■ **TASK DESCRIPTION**:
Please report each line of the data below that contains "JSON".

[EXCERPTED RECORDS]

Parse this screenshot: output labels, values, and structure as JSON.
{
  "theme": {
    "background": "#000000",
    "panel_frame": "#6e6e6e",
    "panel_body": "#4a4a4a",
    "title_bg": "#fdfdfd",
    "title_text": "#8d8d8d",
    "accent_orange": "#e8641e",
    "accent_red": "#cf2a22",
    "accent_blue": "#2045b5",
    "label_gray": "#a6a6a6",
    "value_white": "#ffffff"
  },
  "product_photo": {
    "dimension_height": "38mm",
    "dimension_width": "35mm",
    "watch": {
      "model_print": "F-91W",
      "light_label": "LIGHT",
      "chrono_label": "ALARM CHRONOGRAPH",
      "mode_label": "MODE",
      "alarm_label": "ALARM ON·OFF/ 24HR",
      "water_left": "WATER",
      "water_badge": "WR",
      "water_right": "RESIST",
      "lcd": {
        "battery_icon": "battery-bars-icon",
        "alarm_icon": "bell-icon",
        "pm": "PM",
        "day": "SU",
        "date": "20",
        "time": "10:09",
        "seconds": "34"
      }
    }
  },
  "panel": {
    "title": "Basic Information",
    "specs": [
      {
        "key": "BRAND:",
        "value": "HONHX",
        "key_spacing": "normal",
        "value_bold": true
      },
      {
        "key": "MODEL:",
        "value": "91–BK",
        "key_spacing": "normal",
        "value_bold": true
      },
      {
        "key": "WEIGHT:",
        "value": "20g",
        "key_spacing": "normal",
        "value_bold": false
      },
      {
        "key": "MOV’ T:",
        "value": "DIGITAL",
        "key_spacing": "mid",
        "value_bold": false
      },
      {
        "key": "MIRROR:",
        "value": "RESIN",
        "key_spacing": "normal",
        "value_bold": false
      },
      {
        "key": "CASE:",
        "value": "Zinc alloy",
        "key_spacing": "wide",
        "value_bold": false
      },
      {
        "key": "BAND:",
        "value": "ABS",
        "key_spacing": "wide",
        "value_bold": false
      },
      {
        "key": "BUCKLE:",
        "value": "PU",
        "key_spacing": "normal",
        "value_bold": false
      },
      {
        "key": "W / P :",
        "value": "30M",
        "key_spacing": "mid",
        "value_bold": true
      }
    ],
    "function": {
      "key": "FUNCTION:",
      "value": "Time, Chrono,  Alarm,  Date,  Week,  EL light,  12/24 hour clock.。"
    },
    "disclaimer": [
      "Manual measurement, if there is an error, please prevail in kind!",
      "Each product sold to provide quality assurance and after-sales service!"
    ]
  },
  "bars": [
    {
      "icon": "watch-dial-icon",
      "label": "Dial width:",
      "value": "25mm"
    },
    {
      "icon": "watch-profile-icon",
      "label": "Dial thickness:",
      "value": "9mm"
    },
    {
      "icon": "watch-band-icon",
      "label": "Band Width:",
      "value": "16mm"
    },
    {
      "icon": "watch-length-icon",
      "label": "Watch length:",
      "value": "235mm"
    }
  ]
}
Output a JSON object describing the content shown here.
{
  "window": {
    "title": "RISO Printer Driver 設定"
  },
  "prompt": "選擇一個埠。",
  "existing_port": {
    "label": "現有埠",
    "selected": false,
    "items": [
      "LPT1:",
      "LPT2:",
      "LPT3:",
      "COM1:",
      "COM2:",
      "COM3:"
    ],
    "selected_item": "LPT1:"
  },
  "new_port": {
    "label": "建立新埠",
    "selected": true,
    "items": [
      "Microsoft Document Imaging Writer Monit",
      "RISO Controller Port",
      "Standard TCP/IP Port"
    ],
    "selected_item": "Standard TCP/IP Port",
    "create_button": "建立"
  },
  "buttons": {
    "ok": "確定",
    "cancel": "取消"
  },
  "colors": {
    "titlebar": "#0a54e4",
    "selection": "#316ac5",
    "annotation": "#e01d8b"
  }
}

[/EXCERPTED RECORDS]

■ **EXPECTED ANSWER**:
Parse this screenshot: output labels, values, and structure as JSON.
Output a JSON object describing the content shown here.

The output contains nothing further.